RNC Chairman Candidates Weigh In on War, Guns and Twittering
January 5, 2009The current war on terror, illegal immigration, same-sex marriage and solutions to the economic crisis were not mentioned at Monday's debate at the National Press Club between the six men vying for the chairmanship of the Republican National Committee.
But the candidates were asked how many guns they own, to name their favorite and least favorite Republican president, and how often they use the “Twitter” social messaging utility on the Internet.
“I Twitter, but not near as much as Saul does,” Chip Saltsman, former head of the Tennessee GOP said about his rival, Saul Anuzis, who heads the Michigan GOP, when asked the twitter question by Grover Norquist, president of Americans for Tax Reform, which hosted the debate.
In addition to Saltsman and Anuzis, the other candidates are conservative activist Kenneth Blackwell; GOP chairman in South Carolina, Katon Dawson; former Maryland Lt. Gov. Michael Steele and incumbent RNC Chairman Mike Duncan.
Duncan defended his being the only candidate that does not use Twitter by saying that the networking tool is now a part of the GOP.com Web site under his leadership.
The candidates did reveal that, with the exception of Steele, each owns more than one gun – and Blackwell boasted that he has the most friends on the Internet social networking site Facebook, with more than 4,000.
All six candidates expressed the need for the Republican Party to return to the conservative values of individual liberty, free market economics, and limited government that has helped the GOP become the majority party in the past.

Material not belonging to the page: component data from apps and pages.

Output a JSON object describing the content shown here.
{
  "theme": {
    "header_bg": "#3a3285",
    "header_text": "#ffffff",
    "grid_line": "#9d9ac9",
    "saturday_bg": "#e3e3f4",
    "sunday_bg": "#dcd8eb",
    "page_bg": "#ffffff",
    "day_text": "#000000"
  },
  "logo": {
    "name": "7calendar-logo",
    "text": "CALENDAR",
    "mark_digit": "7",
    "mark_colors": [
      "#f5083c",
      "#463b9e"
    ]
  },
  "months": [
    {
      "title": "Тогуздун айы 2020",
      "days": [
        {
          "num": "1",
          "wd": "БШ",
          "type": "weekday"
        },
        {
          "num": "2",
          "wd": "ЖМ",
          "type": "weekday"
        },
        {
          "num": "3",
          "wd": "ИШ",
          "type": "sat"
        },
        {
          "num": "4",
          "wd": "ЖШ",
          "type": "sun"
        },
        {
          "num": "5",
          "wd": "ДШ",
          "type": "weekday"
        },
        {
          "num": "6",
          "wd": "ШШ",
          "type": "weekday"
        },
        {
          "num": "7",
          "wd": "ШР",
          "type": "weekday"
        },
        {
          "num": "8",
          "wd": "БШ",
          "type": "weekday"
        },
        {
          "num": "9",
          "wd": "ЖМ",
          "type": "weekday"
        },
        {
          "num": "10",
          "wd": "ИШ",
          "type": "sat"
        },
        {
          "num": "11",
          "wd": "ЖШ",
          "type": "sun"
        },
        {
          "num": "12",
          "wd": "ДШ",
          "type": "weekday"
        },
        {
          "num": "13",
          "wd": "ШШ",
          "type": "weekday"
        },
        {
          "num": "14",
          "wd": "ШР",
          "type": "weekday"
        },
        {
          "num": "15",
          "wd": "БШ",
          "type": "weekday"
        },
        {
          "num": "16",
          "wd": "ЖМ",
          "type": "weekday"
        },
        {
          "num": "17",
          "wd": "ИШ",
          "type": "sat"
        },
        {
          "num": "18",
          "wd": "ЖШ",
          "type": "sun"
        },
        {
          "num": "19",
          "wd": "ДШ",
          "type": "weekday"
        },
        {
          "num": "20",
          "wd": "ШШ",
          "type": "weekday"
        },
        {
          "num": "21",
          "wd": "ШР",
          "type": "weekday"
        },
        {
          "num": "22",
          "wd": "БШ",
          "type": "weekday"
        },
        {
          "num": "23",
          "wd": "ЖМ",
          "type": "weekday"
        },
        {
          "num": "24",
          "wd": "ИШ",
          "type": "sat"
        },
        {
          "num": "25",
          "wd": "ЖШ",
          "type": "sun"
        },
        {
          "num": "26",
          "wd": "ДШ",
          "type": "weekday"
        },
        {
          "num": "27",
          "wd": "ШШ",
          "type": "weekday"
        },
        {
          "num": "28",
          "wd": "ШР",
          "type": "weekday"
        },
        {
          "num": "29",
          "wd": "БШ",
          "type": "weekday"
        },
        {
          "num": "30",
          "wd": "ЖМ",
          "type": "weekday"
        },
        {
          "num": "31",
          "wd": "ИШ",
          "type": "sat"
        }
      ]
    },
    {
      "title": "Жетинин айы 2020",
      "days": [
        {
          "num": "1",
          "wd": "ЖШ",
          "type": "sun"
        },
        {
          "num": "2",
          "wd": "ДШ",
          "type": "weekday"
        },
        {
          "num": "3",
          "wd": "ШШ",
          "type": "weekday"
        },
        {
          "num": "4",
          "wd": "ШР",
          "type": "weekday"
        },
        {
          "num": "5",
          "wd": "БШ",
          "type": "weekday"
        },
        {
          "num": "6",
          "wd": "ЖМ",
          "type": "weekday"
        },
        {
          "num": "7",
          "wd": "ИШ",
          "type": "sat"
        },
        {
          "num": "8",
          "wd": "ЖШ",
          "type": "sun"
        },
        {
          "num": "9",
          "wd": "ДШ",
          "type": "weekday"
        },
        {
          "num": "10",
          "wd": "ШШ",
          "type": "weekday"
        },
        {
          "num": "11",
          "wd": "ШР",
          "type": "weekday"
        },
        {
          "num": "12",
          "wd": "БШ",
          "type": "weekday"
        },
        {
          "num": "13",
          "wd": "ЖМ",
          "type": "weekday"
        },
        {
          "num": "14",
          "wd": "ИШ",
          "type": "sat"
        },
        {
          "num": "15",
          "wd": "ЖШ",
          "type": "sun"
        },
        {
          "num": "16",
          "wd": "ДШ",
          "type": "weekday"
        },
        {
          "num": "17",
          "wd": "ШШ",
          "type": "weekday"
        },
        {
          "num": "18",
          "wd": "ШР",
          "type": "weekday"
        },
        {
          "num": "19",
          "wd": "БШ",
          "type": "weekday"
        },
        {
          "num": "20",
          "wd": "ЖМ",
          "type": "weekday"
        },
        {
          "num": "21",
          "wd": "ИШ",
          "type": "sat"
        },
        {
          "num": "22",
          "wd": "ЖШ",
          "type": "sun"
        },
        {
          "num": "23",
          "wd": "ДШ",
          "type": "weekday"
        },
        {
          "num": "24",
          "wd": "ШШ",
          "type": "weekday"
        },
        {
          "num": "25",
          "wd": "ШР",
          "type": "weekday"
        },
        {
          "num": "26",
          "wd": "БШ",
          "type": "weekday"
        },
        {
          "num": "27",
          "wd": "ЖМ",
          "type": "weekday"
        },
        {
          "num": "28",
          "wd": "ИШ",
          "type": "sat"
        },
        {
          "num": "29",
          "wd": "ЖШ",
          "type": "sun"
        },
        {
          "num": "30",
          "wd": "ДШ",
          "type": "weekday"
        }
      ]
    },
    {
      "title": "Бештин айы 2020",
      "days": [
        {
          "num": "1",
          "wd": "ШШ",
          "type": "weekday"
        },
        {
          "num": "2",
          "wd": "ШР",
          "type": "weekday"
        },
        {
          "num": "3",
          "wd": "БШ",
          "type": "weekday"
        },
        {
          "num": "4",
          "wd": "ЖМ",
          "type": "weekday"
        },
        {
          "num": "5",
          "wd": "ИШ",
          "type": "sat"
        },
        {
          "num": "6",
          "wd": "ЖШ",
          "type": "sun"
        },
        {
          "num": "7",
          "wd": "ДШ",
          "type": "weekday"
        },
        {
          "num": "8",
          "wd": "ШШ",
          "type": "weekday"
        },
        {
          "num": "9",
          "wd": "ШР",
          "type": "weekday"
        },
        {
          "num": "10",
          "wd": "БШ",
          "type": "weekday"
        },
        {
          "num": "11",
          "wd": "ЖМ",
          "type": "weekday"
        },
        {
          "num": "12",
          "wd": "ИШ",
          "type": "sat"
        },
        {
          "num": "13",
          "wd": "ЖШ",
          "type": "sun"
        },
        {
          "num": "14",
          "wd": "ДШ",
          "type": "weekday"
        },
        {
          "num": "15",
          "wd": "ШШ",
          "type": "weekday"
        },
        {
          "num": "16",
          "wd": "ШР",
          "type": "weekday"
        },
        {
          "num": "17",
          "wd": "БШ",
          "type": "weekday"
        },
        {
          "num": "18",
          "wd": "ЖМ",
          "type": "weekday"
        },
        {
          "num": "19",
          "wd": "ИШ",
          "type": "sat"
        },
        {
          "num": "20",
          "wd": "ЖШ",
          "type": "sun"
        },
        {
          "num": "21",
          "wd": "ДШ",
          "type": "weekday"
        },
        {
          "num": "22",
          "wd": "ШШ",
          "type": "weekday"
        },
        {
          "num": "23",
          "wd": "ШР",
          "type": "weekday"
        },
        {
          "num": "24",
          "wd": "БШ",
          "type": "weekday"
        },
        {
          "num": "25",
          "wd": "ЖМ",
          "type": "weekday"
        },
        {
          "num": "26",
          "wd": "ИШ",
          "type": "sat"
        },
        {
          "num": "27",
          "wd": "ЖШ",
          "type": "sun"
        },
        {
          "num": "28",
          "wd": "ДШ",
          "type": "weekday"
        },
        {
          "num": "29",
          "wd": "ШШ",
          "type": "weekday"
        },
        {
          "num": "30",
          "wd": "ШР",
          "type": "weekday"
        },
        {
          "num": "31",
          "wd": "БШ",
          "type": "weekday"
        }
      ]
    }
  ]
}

They also seemed unanimous in the belief that putting Republicans in office from the local to the national level called for returning party influence and funding to state and local election efforts.
Ronald Reagan was the favorite Republican president of all six candidates, while four declined to name their least favorite. Blackwell said Herbert Hoover was his least favorite for ushering in an era of “big government,” while Duncan said he would not want to be compared to Warren Harding.
The candidates were asked about the misdeeds of the outgoing President George W. Bush, with four saying his overspending damaged the GOP. Duncan and Steele said Bush’s execution of “the war” was his biggest mistake while in office.
Drawing on thousands of questions submitted online to Norquist’s group, many of the questions revolved around how the party can attract young voters and a more ethnically diverse membership.
One question, posed by a representative of the conservative Latino group, the Hispanic Leadership Council, asked if the candidates agreed that the GOP could not be a majority party “ever again” if it does not expand its base to include more Hispanics and people from other ethnic communities.
“We live in a country that is the most diverse in all of human history,” Blackwell responded. “But we are a great democracy because we’ve had a great Republican Party that believes in the sanctity of the individual, limited government, free markets and the rule of law.”
Michael Steele scolded the party, saying that a diverse GOP was long overdue.
“How long have we been talking about this?” Steele said. “When are we going to start doing it, for goodness sakes? This isn’t anything any of us can do individually. The states individually, where the rubber meets the road, have to buy into this. They are the ones with the encouragement and leadership at the national level that can get it done.
“Then you wouldn’t wind up with having a Hispanic questioner come up asking a question,” Steele said.
All six candidates were given two minutes at the beginning of the debate to make their case to the 168 members of the Republican National Committee who will elect the next chairman.
“It’s not the easiest thing in the world to be a Republican right now, as you probably know,” Steele said, adding that his upbringing in Washington, D.C., and grassroots work for the GOP makes him well-qualified for the chairmanship.
“We’re here to prove that it is. All that noise about the party dying or at death’s door. Bunk. Don’t believe it. We’re alive, we’re well, we’re conservative, we’re strong and we’re moving forward with your help and support,” he said.
“Ron and I traveled thousands of miles and raised millions of dollars for the Republican Party,” Dawson said, referring to Ron Thomas, political director for the GOP in South Carolina. “And we did it on the values of conservative Republicans.”
“I believe the most important job for the next RNC chairman is too reinvigorate our base,” Blackwell said, noting that redistricting would be one of his top priorities. “I believe I have an action plan that will do just that.”
“I think I bring a unique set of skills to this position,” said Anuzis, who highlighted his immigrant family and blue collar upbringing in Detroit. “I think until the Republican Party returns back to the principles that matter we’re not going to win. I think until we start articulating those principles and stop being hypocritical that we as a party will not be victorious.”
“I’ve always been involved in elections that some said simply couldn’t be done,” said Saltsman, who was the national campaign chairman for Mike Huckabee’s presidential bid.
Saltsman said he helped defeat Al Gore in Tennessee in 2000 and fought and beat the state’s Republican governor when he tried to install a state income tax.
Duncan said his chairmanship was shaped by having a Republican in the White House.
“In my family, loyalty is not a vice,” Duncan said. “I worked very hard for George Bush, just as all the people in the states did, but it’s time to move forward, and I have a plan for that. I hope you’ll join me.”
The committee will select the new RNC chairman on Jan. 28.